Some, like JNS columnist Ben Cohen, argue that Israel ought to get more involved. This is both because Ukraine is in the right and due to Israel’s need to show that it is a regional economic and military power. He and others think this requires its entry onto the world stage as a full-fledged participant in the conflict. They believe the advantages to its acting as a responsible figure in the international arena outweigh the risks to its freedom of operations in Syria and to Russian Jewry.

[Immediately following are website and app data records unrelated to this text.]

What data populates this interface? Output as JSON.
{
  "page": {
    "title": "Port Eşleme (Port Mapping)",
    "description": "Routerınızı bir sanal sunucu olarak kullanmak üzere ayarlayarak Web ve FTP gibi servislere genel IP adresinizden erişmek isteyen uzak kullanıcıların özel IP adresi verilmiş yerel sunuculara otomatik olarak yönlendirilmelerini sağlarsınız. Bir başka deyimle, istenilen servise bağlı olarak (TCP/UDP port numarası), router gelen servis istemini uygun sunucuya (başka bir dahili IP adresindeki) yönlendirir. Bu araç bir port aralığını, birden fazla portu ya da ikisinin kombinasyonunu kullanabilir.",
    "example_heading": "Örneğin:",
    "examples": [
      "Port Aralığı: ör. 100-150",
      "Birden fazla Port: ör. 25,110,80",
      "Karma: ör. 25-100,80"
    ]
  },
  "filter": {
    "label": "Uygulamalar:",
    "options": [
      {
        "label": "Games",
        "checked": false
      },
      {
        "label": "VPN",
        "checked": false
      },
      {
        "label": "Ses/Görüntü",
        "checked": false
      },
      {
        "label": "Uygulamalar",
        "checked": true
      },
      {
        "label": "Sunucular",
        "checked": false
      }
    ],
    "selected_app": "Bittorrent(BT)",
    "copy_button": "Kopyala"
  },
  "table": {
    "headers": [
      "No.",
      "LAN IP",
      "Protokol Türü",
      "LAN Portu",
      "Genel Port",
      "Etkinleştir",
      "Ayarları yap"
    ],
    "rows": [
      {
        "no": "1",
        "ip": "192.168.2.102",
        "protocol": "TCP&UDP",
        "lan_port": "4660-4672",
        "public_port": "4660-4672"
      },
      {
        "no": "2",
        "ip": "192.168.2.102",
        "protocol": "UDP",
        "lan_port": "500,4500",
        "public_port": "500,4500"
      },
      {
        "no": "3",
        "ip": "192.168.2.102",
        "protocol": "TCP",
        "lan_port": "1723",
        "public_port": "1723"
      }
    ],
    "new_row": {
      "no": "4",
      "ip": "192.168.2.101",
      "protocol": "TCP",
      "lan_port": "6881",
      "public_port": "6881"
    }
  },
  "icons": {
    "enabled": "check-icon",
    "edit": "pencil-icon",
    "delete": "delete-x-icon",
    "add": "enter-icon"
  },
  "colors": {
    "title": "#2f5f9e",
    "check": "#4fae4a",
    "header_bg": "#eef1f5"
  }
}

Cohen is right that Jews have no future in Putin’s Russia, though the same can be said of much of Western Europe. Yet the idea that pretending Israel is just another member of the Western alliance (a pose compromised by the fact that most of the international community doesn’t treat it as such) is worth complicating an already precarious situation on its northern border or endangering Russian Jews for—is risible. Neither the pleasure of joining in the virtue-signaling about Ukraine and Russia nor the great strategic game being played by Washington can possibly recompense the Jewish state for these perils.
Dismissing talk of peace
The international community has always opposed allowing Israel to achieve the kind of complete military victory over its enemies that would force them to give up their struggle against its existence. World opinion also dismisses terrorist attacks on the lives of Israelis as being part of a “cycle of violence” that ought to be stopped, regardless of who is in the right.
In contrast, many otherwise sensible people think Ukrainian ambitions for a military victory over Russia should be indulged, including if that means, as even President Joe Biden recently acknowledged, a risk of a nuclear confrontation.
Anger and disgust with Russia are justified, as are economic sanctions, even if they are clearly hurting the West more than the Putin regime. Yet, now that Ukraine’s extinction is no longer possible, a rational rather than an emotional response to the situation shouldn’t involve an open-ended commitment to an endless war that—Zelenskyy’s boasts and Biden’s promises notwithstanding—isn’t going to end in a total Ukrainian victory or anything like it.
Instead of ganging up on Israel in an effort to force it to join a war that has nothing to do with its security, perhaps the virtue-signalers should start considering whether it wouldn’t be more sensible for the United States to begin exploring a way to end the war. Instead, they are supporting policies geared to ensure it goes on indefinitely, and speak as if advocacy for a negotiated settlement is Russian propaganda. They have no coherent exit strategy or achievable goal and accuse those who point out this inconvenient fact of being insufficiently supportive of the cause of freedom.
This fuels the paranoia that helps sustain Putin in Russia and the patriotic fervor that is bolstering Zelenskyy’s maximalist position. It ignores the cost in Ukrainian and Russian lives, as well as the price for American taxpayers who thought they were done financing unwinnable foreign wars.
The idea that Israel should be dragged into this morass simply for the sake of a dubious romanticizing of the conflict, to assert its status as a world power or any other reason is as irresponsible as it is reckless.
Jonathan S. Tobin is editor-in-chief of JNS (Jewish News Syndicate). Follow him on Twitter at: @jonathans_tobin.